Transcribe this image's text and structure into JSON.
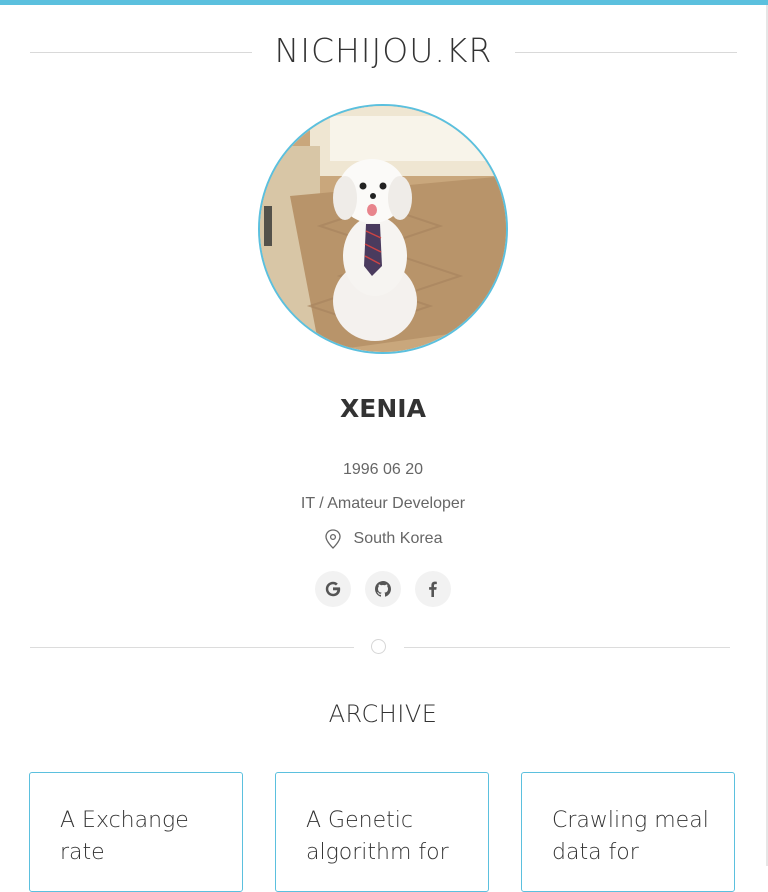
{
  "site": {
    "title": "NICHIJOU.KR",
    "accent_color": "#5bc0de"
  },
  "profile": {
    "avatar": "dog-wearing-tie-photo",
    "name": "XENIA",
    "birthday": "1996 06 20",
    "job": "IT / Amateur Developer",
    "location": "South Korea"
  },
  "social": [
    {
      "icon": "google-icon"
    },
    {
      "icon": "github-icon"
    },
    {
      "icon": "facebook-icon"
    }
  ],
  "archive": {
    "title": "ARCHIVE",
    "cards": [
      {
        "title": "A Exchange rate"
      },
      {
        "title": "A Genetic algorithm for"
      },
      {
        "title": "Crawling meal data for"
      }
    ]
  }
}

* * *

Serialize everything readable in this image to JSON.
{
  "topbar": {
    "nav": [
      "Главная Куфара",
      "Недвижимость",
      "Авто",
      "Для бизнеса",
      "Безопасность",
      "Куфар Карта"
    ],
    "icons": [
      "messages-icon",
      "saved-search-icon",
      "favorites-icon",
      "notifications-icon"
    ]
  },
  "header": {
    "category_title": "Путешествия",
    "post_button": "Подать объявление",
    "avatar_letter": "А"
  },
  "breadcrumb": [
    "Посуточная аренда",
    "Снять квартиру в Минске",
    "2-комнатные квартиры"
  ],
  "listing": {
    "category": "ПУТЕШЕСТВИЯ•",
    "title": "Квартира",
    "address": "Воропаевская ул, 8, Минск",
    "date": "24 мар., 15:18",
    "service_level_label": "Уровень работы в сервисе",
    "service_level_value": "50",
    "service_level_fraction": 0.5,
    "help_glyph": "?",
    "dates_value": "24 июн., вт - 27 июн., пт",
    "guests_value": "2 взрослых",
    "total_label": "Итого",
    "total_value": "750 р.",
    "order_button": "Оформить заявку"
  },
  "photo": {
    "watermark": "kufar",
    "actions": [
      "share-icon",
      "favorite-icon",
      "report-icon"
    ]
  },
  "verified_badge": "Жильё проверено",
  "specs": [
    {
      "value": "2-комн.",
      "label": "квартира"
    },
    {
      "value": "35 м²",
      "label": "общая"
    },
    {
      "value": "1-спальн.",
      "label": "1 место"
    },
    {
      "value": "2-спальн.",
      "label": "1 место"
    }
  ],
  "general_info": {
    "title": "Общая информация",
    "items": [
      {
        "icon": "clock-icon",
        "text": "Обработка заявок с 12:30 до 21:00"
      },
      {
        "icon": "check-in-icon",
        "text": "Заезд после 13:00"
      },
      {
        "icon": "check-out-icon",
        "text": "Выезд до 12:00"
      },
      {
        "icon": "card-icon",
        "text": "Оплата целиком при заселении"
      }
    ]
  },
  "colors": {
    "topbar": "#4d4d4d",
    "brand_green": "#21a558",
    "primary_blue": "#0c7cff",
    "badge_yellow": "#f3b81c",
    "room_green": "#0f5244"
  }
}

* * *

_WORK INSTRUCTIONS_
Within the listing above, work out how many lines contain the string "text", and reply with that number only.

_ANSWER BOX_
5